> Task goal
Copy the records exactly. Every line must match.

> Data to examine
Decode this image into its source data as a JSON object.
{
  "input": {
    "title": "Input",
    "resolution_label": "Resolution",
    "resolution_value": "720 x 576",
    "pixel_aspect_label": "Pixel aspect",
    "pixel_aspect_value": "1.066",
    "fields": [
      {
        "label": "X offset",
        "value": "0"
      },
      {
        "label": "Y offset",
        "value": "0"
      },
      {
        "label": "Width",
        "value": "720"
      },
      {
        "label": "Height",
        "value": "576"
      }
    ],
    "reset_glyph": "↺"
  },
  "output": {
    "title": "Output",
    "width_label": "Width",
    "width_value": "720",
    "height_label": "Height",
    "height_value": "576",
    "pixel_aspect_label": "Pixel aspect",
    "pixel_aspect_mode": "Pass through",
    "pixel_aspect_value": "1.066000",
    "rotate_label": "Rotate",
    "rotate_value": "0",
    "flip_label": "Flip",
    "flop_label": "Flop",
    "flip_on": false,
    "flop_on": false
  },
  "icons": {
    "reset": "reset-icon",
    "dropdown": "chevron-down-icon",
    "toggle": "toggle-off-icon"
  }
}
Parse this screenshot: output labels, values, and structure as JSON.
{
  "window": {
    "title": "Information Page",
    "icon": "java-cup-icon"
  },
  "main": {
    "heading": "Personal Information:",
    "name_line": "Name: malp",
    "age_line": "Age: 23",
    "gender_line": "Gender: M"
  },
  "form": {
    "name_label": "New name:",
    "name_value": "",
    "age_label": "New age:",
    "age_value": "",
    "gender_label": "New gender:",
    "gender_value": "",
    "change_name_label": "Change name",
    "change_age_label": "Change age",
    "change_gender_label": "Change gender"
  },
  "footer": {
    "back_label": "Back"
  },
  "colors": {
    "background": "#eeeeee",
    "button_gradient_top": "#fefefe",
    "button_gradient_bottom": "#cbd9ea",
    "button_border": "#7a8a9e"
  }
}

> Written reply
Decode this image into its source data as a JSON object.
{
  "input": {
    "title": "Input",
    "resolution_label": "Resolution",
    "resolution_value": "720 x 576",
    "pixel_aspect_label": "Pixel aspect",
    "pixel_aspect_value": "1.066",
    "fields": [
      {
        "label": "X offset",
        "value": "0"
      },
      {
        "label": "Y offset",
        "value": "0"
      },
      {
        "label": "Width",
        "value": "720"
      },
      {
        "label": "Height",
        "value": "576"
      }
    ],
    "reset_glyph": "↺"
  },
  "output": {
    "title": "Output",
    "width_label": "Width",
    "width_value": "720",
    "height_label": "Height",
    "height_value": "576",
    "pixel_aspect_label": "Pixel aspect",
    "pixel_aspect_mode": "Pass through",
    "pixel_aspect_value": "1.066000",
    "rotate_label": "Rotate",
    "rotate_value": "0",
    "flip_label": "Flip",
    "flop_label": "Flop",
    "flip_on": false,
    "flop_on": false
  },
  "icons": {
    "reset": "reset-icon",
    "dropdown": "chevron-down-icon",
    "toggle": "toggle-off-icon"
  }
}
Parse this screenshot: output labels, values, and structure as JSON.
{
  "window": {
    "title": "Information Page",
    "icon": "java-cup-icon"
  },
  "main": {
    "heading": "Personal Information:",
    "name_line": "Name: malp",
    "age_line": "Age: 23",
    "gender_line": "Gender: M"
  },
  "form": {
    "name_label": "New name:",
    "name_value": "",
    "age_label": "New age:",
    "age_value": "",
    "gender_label": "New gender:",
    "gender_value": "",
    "change_name_label": "Change name",
    "change_age_label": "Change age",
    "change_gender_label": "Change gender"
  },
  "footer": {
    "back_label": "Back"
  },
  "colors": {
    "background": "#eeeeee",
    "button_gradient_top": "#fefefe",
    "button_gradient_bottom": "#cbd9ea",
    "button_border": "#7a8a9e"
  }
}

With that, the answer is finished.